[Directions]: What is needed is the whole of the data, set down exactly.

[Website and app data records]

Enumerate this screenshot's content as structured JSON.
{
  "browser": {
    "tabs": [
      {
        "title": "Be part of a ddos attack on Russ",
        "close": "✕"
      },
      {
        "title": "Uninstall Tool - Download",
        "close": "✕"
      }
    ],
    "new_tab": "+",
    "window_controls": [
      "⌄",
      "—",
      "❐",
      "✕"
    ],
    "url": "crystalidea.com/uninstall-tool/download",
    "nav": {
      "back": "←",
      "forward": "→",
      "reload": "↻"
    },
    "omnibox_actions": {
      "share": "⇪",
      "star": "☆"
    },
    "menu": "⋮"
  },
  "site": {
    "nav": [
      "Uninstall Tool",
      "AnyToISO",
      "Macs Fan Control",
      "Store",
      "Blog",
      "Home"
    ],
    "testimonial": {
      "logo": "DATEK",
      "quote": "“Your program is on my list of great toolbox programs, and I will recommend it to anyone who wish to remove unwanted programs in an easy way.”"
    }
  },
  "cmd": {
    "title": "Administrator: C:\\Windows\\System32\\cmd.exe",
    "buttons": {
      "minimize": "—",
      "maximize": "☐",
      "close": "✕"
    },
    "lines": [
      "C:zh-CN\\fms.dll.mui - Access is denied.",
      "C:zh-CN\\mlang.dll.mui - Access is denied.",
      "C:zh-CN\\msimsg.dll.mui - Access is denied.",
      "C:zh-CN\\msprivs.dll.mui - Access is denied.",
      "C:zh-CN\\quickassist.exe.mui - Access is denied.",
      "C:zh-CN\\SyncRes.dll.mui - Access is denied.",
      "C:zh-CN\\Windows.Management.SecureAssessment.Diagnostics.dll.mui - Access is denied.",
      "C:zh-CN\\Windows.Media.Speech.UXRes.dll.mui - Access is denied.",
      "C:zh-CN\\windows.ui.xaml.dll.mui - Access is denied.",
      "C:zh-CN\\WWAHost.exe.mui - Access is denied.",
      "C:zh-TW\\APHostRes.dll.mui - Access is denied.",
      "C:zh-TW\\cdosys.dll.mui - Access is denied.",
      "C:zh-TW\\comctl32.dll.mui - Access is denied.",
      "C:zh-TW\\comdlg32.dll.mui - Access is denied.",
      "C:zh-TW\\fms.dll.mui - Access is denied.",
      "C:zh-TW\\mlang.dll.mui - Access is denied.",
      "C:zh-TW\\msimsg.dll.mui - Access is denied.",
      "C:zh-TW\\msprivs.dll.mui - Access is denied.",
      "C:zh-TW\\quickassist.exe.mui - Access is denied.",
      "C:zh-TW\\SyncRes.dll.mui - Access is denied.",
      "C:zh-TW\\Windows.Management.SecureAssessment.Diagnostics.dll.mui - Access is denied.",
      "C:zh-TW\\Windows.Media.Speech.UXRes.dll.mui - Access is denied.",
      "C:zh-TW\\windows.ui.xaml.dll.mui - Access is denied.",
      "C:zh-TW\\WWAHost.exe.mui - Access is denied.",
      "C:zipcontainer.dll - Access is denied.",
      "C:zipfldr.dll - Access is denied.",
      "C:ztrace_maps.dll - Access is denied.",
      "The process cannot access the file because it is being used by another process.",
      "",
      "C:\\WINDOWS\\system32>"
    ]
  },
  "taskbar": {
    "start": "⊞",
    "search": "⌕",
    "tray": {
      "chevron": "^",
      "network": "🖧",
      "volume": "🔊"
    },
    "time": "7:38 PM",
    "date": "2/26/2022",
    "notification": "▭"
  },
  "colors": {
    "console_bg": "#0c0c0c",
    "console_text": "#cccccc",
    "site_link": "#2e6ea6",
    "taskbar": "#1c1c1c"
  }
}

[Result]:
Enumerate this screenshot's content as structured JSON.
{
  "browser": {
    "tabs": [
      {
        "title": "Be part of a ddos attack on Russ",
        "close": "✕"
      },
      {
        "title": "Uninstall Tool - Download",
        "close": "✕"
      }
    ],
    "new_tab": "+",
    "window_controls": [
      "⌄",
      "—",
      "❐",
      "✕"
    ],
    "url": "crystalidea.com/uninstall-tool/download",
    "nav": {
      "back": "←",
      "forward": "→",
      "reload": "↻"
    },
    "omnibox_actions": {
      "share": "⇪",
      "star": "☆"
    },
    "menu": "⋮"
  },
  "site": {
    "nav": [
      "Uninstall Tool",
      "AnyToISO",
      "Macs Fan Control",
      "Store",
      "Blog",
      "Home"
    ],
    "testimonial": {
      "logo": "DATEK",
      "quote": "“Your program is on my list of great toolbox programs, and I will recommend it to anyone who wish to remove unwanted programs in an easy way.”"
    }
  },
  "cmd": {
    "title": "Administrator: C:\\Windows\\System32\\cmd.exe",
    "buttons": {
      "minimize": "—",
      "maximize": "☐",
      "close": "✕"
    },
    "lines": [
      "C:zh-CN\\fms.dll.mui - Access is denied.",
      "C:zh-CN\\mlang.dll.mui - Access is denied.",
      "C:zh-CN\\msimsg.dll.mui - Access is denied.",
      "C:zh-CN\\msprivs.dll.mui - Access is denied.",
      "C:zh-CN\\quickassist.exe.mui - Access is denied.",
      "C:zh-CN\\SyncRes.dll.mui - Access is denied.",
      "C:zh-CN\\Windows.Management.SecureAssessment.Diagnostics.dll.mui - Access is denied.",
      "C:zh-CN\\Windows.Media.Speech.UXRes.dll.mui - Access is denied.",
      "C:zh-CN\\windows.ui.xaml.dll.mui - Access is denied.",
      "C:zh-CN\\WWAHost.exe.mui - Access is denied.",
      "C:zh-TW\\APHostRes.dll.mui - Access is denied.",
      "C:zh-TW\\cdosys.dll.mui - Access is denied.",
      "C:zh-TW\\comctl32.dll.mui - Access is denied.",
      "C:zh-TW\\comdlg32.dll.mui - Access is denied.",
      "C:zh-TW\\fms.dll.mui - Access is denied.",
      "C:zh-TW\\mlang.dll.mui - Access is denied.",
      "C:zh-TW\\msimsg.dll.mui - Access is denied.",
      "C:zh-TW\\msprivs.dll.mui - Access is denied.",
      "C:zh-TW\\quickassist.exe.mui - Access is denied.",
      "C:zh-TW\\SyncRes.dll.mui - Access is denied.",
      "C:zh-TW\\Windows.Management.SecureAssessment.Diagnostics.dll.mui - Access is denied.",
      "C:zh-TW\\Windows.Media.Speech.UXRes.dll.mui - Access is denied.",
      "C:zh-TW\\windows.ui.xaml.dll.mui - Access is denied.",
      "C:zh-TW\\WWAHost.exe.mui - Access is denied.",
      "C:zipcontainer.dll - Access is denied.",
      "C:zipfldr.dll - Access is denied.",
      "C:ztrace_maps.dll - Access is denied.",
      "The process cannot access the file because it is being used by another process.",
      "",
      "C:\\WINDOWS\\system32>"
    ]
  },
  "taskbar": {
    "start": "⊞",
    "search": "⌕",
    "tray": {
      "chevron": "^",
      "network": "🖧",
      "volume": "🔊"
    },
    "time": "7:38 PM",
    "date": "2/26/2022",
    "notification": "▭"
  },
  "colors": {
    "console_bg": "#0c0c0c",
    "console_text": "#cccccc",
    "site_link": "#2e6ea6",
    "taskbar": "#1c1c1c"
  }
}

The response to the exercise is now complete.